Since I don’t pay much attention to television commercials for alcoholic beverages, I almost missed something I think is important. You may not agree that it is important, but maybe you will agree that it is at least interesting and thought-provoking.
The commercial was for Jack Daniels whiskey. Did I really hear what I thought I’d heard? Were they really saying that the town in which this beverage is distilled is “dry?”
I did some checking on the internet and found out that this was, indeed, what they were saying. The sale of alcoholic beverages is against the law in Lynchburg, Tennessee. I found out more than that. I discovered that the entire county (Moore County) is “dry!”

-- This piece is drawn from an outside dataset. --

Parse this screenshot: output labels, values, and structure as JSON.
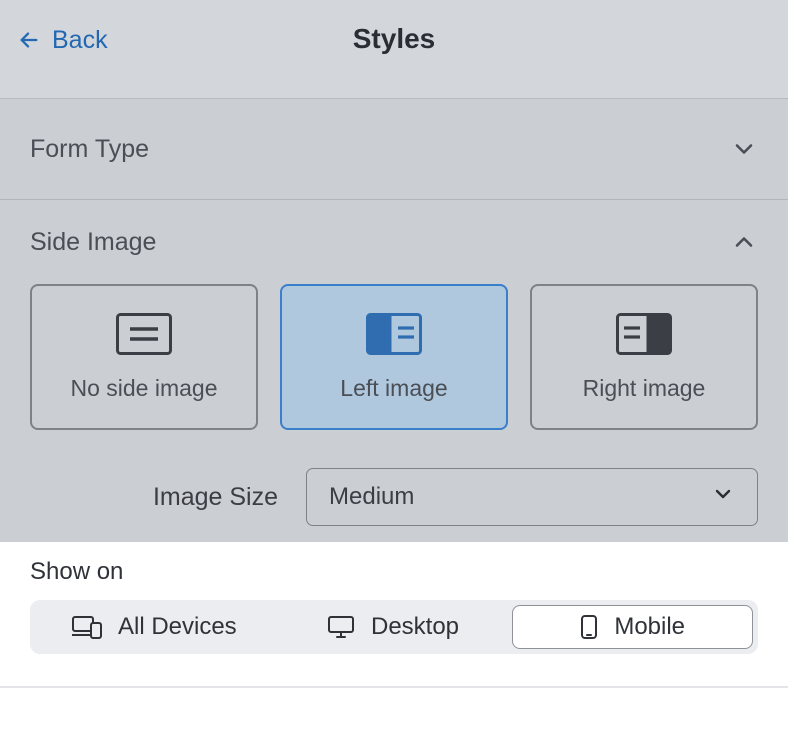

When I found that out, my mind went back to an incident that took place possibly a quarter of a century ago. I was working on some material about the dangers involved in drinking alcoholic beverages. I decided to make an unusual phone call.
At that time, we lived about twenty miles or so from a distributor for a major beer company. I decided to place a call to this business and do a little “unusual research.”
I did everything I could to keep them from thinking that I was trying to “ambush” them. I identified myself as a preacher and explained what I was doing to the person with whom I was talking. I then asked what I thought was a fairly simple question: “Do you allow the drivers of your trucks to drink?”
The person on the other end of the call seemed to be incredulous. As I remember it, the question was: “Do you mean while they are working?”
When I answered that this was what I was asking, you would have thought from the reaction on the other end of the line that the person knew she was dealing with a real nut case. Her answer was emphatic: “Of course not!”
I had a follow-up question: “Not at all?” The other person in the conversation quickly and firmly assured me that this was the policy. Once again, I thought I could tell from the tone of her voice that she thought I needed to “get some help.”
Here is where we are so far. The entire county in which a famous whiskey is distilled is dry. Also, the policy of a distributor for what is probably the largest beer company in the world is that they will not allow their drivers to use their product while they are “on the clock.”
What does all of this have to do with a public service announcement? Unless you’ve been under a rock somewhere for quite some time, you’ve probably both seen and heard it.
Buzzed driving is drunk driving.
Since I am a preacher (at least part-time now), I might be expected to approach everything from a biblical perspective. I decided to approach this slightly differently this time. Instead of questioning and/or arguing about exactly what the Bible teaches about the use of alcoholic beverages, I thought it might be good to let different sources weigh in on the discussion.
It seems to me that, even if I had never seen a Bible, I would have a pretty good reason to avoid alcohol altogether. After all; what other product can you think about that never wants you to see their best customers?
Since I do have a Bible, I understand that my purpose in life is to do my best to glorify God in all that I do. I, for one, would find that very difficult to do with a can of beer, a glass of wine, or a shot of whiskey in my hand.
AUTHOR: Jim Faughn